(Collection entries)

•••

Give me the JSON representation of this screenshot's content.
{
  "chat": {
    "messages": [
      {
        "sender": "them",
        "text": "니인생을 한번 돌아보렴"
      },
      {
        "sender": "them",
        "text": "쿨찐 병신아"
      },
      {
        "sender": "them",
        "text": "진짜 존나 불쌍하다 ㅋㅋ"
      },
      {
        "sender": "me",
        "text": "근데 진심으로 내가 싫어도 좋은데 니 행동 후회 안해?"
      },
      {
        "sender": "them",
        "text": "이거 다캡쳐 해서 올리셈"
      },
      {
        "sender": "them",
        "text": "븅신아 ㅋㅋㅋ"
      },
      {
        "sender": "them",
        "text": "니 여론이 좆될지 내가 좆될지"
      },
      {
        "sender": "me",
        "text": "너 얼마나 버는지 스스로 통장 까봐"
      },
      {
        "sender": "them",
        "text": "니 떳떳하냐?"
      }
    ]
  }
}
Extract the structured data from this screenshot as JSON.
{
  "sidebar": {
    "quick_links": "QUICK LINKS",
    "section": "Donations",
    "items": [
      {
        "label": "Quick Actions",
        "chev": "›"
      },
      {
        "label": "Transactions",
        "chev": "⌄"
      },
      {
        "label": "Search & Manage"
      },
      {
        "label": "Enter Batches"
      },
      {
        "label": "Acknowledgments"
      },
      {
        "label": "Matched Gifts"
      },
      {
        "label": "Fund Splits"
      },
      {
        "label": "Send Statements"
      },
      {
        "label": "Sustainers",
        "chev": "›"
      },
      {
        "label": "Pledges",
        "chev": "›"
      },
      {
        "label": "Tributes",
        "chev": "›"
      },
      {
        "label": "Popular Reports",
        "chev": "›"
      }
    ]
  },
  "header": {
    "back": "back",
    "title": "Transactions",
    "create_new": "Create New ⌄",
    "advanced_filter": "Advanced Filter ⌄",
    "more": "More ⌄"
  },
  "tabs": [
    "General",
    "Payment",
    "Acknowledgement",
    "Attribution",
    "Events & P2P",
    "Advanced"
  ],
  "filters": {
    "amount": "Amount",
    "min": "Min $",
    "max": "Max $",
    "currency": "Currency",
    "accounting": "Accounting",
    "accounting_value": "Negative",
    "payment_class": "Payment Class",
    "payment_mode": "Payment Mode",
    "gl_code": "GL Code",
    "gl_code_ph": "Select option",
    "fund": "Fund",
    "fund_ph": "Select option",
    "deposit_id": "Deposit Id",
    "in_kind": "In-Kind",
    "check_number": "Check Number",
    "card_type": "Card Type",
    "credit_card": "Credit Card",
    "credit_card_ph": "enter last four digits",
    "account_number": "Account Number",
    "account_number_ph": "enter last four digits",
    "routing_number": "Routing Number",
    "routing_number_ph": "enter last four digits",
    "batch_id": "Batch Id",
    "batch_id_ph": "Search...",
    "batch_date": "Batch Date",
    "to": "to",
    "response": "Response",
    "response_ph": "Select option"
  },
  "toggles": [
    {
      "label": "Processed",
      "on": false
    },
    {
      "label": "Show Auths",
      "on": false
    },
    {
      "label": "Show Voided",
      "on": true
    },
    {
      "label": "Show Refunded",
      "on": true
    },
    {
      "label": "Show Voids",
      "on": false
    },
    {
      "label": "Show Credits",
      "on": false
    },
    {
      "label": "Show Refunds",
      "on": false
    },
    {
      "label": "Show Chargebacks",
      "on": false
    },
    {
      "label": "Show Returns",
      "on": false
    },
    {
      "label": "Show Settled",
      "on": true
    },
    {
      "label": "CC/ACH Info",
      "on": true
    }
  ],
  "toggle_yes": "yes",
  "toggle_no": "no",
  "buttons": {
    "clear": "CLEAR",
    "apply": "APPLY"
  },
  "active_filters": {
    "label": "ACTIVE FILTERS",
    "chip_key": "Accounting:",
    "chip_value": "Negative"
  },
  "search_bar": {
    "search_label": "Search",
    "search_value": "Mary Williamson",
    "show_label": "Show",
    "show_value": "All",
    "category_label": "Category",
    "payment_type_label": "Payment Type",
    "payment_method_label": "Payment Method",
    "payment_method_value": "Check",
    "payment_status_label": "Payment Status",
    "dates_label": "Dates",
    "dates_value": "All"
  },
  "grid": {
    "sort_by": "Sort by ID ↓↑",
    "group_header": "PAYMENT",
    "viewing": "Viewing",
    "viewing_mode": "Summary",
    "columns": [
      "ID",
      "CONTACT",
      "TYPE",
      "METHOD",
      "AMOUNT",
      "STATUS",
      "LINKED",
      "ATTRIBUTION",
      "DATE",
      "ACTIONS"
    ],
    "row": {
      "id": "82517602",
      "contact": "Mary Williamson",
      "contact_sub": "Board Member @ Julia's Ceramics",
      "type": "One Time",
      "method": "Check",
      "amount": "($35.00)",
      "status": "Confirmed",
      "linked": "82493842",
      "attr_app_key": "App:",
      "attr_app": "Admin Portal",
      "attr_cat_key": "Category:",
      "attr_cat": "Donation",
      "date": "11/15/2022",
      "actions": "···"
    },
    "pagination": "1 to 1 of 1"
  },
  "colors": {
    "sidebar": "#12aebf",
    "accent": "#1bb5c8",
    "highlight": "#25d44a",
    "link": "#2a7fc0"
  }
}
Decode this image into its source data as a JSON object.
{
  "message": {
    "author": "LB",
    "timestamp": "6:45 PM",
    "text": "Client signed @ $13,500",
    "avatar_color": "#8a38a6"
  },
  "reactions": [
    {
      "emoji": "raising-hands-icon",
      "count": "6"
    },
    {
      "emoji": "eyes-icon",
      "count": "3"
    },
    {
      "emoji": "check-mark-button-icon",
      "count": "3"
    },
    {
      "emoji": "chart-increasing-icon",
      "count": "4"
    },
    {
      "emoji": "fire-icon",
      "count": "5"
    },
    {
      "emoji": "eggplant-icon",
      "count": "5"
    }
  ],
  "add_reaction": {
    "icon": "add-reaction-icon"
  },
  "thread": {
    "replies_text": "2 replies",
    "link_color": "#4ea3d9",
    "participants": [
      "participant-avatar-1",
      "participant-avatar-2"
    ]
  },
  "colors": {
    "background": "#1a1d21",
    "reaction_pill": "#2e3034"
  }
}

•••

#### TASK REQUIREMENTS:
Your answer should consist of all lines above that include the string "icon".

#### OUTPUT OF THE TASK:
      "emoji": "raising-hands-icon",
      "emoji": "eyes-icon",
      "emoji": "check-mark-button-icon",
      "emoji": "chart-increasing-icon",
      "emoji": "fire-icon",
      "emoji": "eggplant-icon",
    "icon": "add-reaction-icon"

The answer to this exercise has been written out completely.